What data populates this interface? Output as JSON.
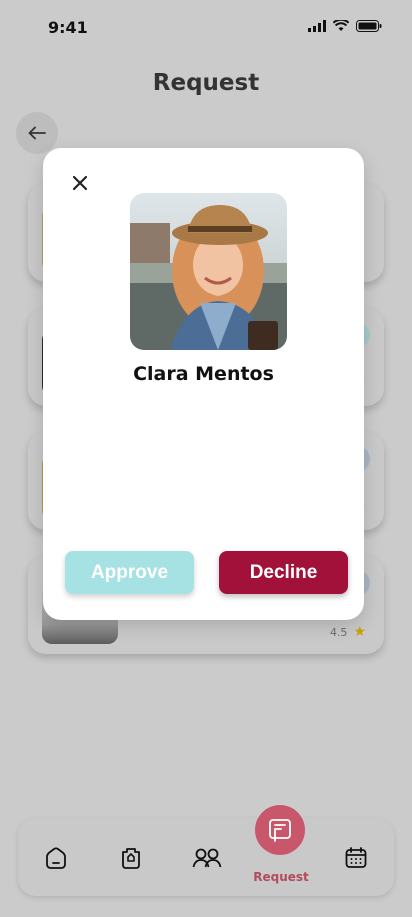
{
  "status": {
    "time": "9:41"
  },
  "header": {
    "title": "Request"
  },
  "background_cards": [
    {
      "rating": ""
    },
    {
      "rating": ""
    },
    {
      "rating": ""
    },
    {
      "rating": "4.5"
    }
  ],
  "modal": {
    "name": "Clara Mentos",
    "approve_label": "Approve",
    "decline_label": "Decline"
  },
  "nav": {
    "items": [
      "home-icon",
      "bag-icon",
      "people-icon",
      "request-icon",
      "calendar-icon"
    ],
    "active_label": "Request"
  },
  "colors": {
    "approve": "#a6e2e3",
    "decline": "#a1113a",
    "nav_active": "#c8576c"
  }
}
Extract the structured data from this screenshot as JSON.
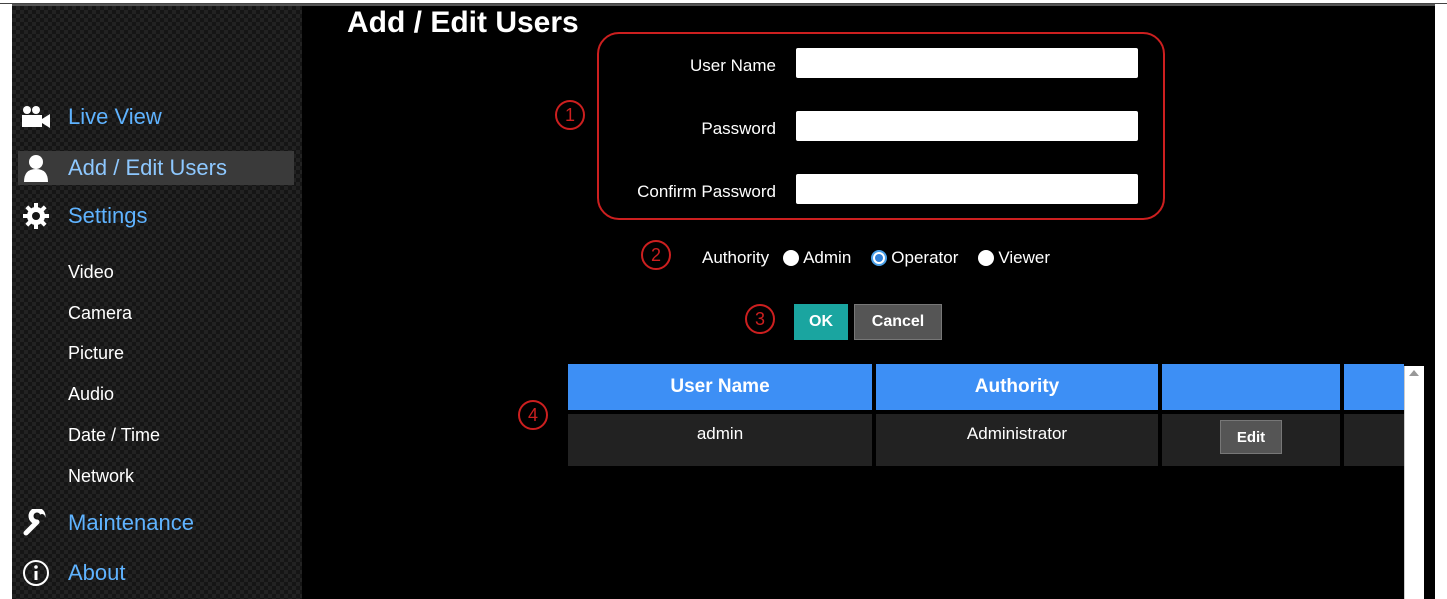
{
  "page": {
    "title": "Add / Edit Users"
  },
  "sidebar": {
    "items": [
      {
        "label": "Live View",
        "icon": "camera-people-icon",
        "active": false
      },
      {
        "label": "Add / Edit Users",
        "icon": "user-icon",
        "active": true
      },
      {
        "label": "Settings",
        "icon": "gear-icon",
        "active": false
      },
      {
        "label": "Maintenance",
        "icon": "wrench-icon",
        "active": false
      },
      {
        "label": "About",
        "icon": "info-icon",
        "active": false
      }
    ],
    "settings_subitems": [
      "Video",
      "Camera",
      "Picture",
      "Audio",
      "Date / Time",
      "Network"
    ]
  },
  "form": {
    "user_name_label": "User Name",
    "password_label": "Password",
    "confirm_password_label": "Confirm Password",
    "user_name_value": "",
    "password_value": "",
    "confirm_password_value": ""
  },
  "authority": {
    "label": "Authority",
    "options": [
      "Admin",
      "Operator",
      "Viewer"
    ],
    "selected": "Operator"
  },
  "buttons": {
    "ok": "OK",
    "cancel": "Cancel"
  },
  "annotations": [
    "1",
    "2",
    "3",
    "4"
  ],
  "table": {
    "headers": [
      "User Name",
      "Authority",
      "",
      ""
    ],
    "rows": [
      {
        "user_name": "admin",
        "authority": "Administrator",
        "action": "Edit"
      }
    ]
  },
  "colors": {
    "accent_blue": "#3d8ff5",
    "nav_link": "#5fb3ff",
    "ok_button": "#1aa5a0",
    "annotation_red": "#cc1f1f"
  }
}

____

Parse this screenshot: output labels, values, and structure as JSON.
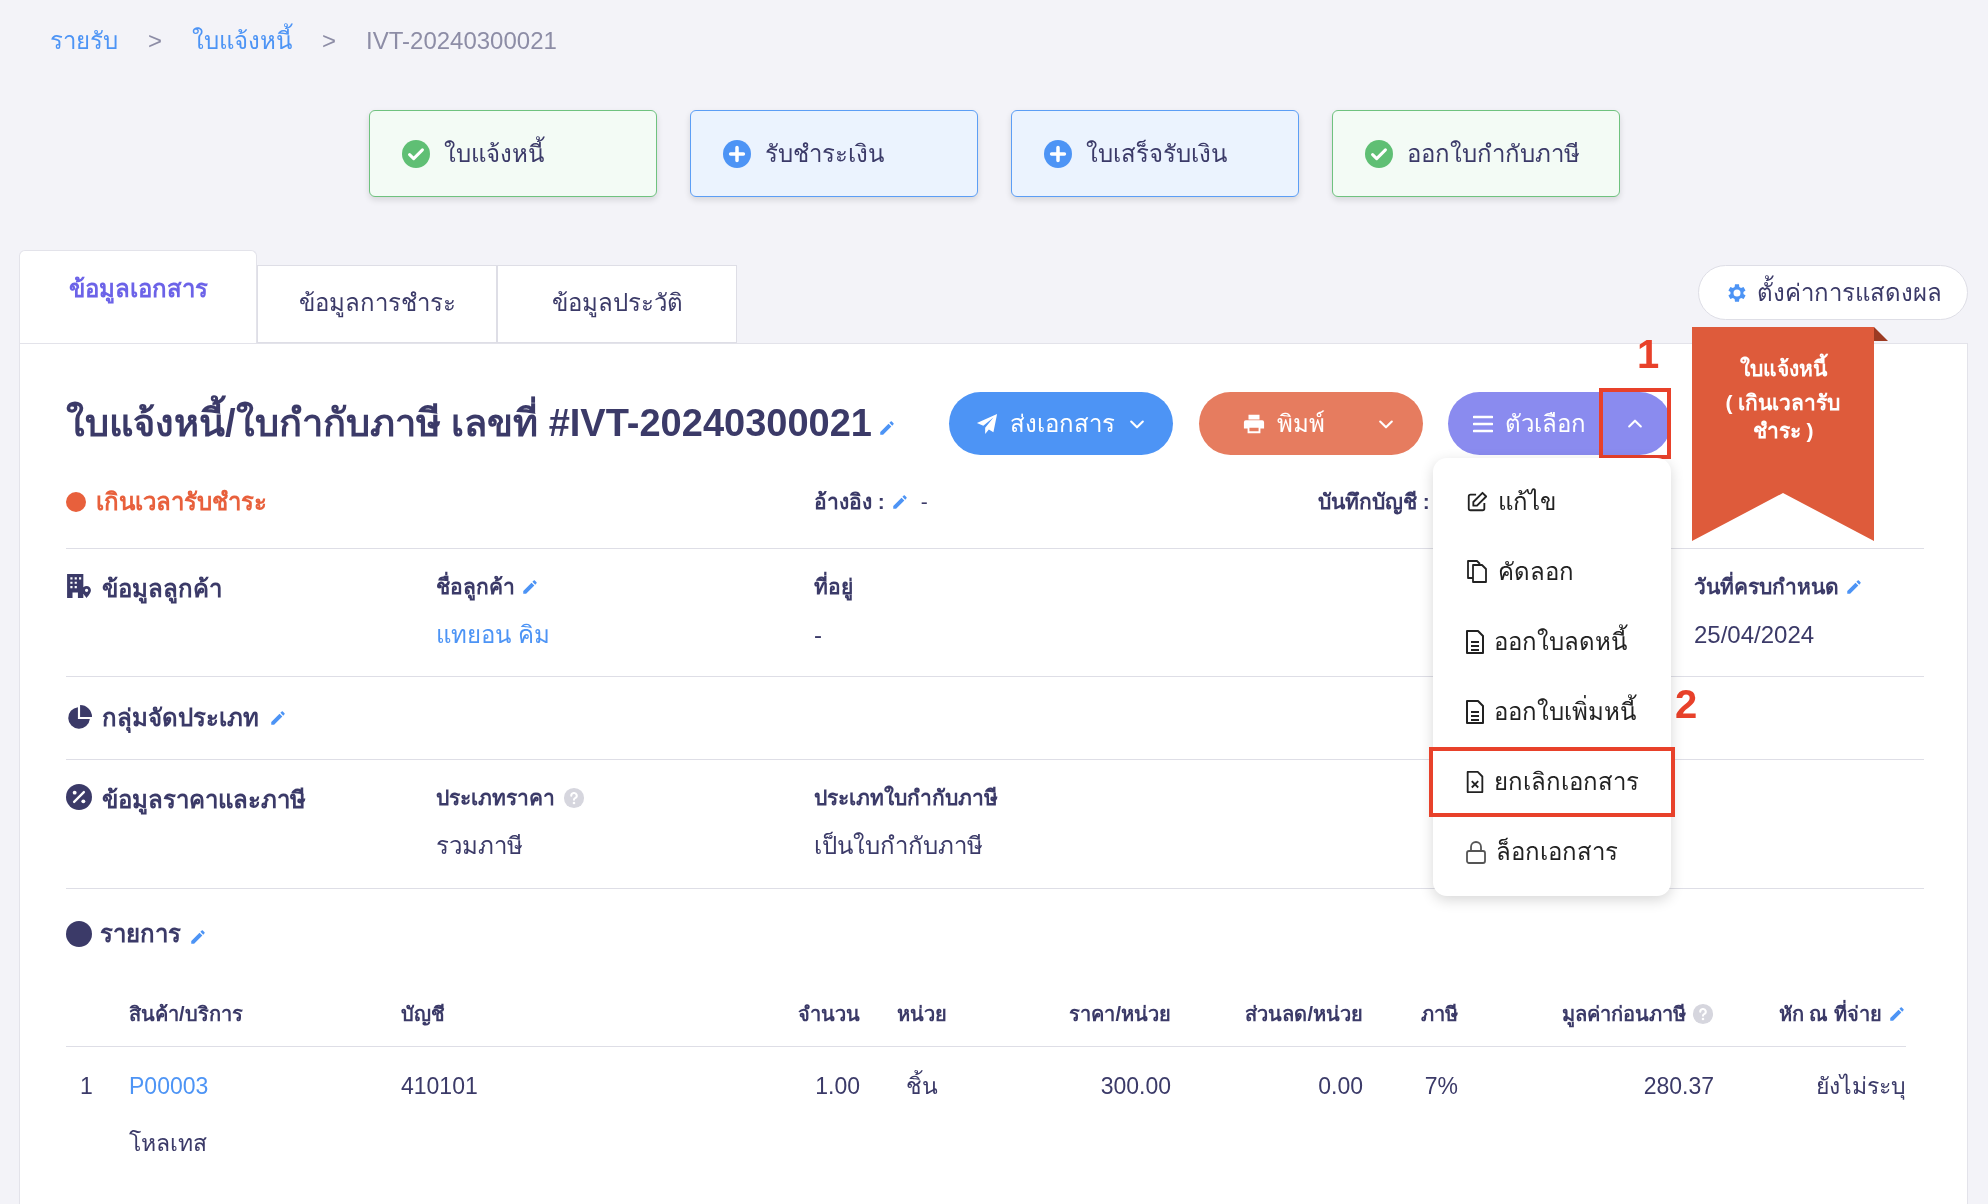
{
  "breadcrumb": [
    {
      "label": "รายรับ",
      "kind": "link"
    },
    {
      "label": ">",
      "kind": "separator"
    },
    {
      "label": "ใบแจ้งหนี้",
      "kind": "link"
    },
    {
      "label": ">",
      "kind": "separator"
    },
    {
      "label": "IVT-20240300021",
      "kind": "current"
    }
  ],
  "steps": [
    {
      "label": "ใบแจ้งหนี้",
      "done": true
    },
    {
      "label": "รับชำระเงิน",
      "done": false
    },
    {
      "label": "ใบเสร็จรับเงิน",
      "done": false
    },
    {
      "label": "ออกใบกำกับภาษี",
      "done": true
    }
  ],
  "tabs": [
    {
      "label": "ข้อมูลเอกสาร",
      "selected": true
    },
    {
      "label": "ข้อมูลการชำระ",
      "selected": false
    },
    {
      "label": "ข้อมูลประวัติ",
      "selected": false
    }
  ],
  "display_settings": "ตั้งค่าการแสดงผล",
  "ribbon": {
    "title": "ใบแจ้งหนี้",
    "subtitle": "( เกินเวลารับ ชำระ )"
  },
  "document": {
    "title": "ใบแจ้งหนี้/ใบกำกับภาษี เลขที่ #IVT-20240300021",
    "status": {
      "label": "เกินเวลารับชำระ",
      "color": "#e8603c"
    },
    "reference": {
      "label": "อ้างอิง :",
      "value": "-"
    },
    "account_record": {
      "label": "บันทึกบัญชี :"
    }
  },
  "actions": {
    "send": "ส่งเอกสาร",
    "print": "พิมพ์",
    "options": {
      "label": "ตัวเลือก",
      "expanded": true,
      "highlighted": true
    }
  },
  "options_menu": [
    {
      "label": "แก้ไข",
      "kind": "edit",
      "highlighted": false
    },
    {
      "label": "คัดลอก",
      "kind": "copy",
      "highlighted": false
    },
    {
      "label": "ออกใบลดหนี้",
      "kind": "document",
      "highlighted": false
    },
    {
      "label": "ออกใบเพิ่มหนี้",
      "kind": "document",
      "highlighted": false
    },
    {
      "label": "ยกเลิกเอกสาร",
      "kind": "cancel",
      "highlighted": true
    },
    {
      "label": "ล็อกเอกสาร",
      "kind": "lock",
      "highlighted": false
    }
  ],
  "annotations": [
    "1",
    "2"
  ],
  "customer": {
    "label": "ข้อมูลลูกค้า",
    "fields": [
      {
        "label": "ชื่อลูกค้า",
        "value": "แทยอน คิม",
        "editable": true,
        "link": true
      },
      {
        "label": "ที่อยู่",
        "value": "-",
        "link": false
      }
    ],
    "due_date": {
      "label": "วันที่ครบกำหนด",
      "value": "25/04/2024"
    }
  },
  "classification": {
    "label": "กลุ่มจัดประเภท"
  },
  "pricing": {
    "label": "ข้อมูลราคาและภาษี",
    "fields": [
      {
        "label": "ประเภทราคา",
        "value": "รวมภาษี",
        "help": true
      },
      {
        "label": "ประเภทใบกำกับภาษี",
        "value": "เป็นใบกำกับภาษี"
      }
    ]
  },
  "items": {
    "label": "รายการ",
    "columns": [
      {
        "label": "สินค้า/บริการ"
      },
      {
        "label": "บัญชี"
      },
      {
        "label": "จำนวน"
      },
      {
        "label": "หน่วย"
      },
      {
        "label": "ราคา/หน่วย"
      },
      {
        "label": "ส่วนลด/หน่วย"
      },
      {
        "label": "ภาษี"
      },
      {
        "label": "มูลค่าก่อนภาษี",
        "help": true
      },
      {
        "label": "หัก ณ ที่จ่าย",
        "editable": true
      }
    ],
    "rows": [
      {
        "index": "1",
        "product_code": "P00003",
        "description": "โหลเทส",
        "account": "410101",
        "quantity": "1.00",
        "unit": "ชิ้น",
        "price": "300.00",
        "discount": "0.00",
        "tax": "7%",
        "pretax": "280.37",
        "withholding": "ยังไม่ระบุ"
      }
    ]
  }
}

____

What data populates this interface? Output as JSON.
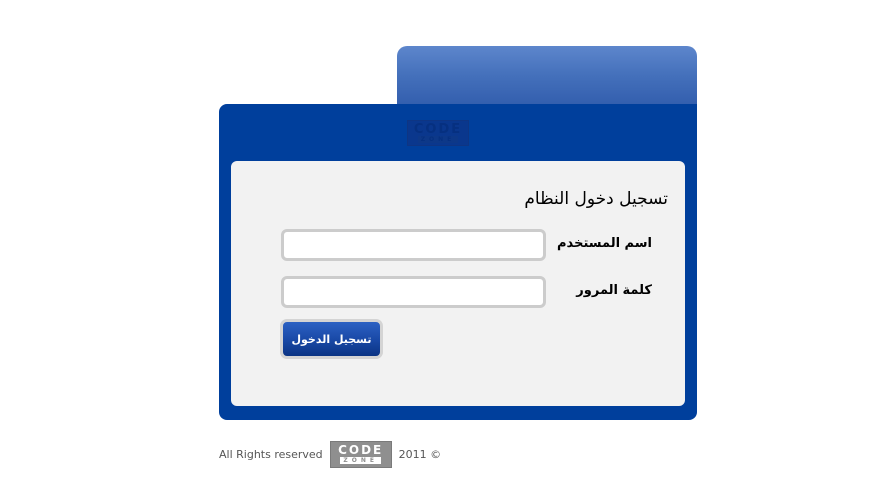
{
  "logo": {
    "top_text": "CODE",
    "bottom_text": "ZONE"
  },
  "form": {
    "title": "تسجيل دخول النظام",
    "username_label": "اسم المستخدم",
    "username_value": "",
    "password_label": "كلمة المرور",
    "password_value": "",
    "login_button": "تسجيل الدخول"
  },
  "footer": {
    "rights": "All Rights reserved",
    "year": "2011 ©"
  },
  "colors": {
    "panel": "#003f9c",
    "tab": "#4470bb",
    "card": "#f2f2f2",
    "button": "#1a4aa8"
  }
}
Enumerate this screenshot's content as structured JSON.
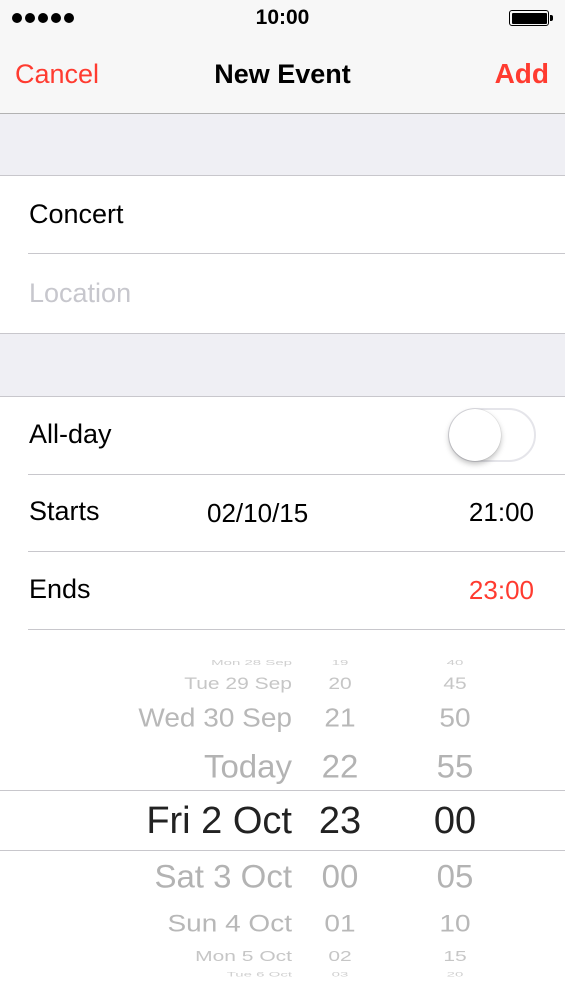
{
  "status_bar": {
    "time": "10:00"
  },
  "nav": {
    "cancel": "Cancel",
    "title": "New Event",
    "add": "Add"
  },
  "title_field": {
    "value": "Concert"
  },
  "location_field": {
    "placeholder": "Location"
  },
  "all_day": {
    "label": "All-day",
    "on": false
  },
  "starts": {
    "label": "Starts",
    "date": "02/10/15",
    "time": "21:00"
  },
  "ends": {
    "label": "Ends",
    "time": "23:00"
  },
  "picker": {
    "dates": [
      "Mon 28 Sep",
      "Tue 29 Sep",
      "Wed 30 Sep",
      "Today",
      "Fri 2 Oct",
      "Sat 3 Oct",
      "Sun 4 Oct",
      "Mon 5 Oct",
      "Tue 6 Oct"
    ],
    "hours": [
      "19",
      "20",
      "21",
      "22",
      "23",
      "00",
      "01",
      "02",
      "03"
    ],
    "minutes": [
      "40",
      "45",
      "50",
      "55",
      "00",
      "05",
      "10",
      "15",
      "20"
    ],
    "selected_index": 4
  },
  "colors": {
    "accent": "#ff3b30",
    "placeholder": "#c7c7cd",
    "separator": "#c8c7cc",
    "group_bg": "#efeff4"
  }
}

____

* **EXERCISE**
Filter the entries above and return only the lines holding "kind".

* **RESPONSE**
      "kind": "link"
      "kind": "separator"
      "kind": "link"
      "kind": "separator"
      "kind": "current"
      "kind": "edit",
      "kind": "copy",
      "kind": "document",
      "kind": "document",
      "kind": "cancel",
      "kind": "lock",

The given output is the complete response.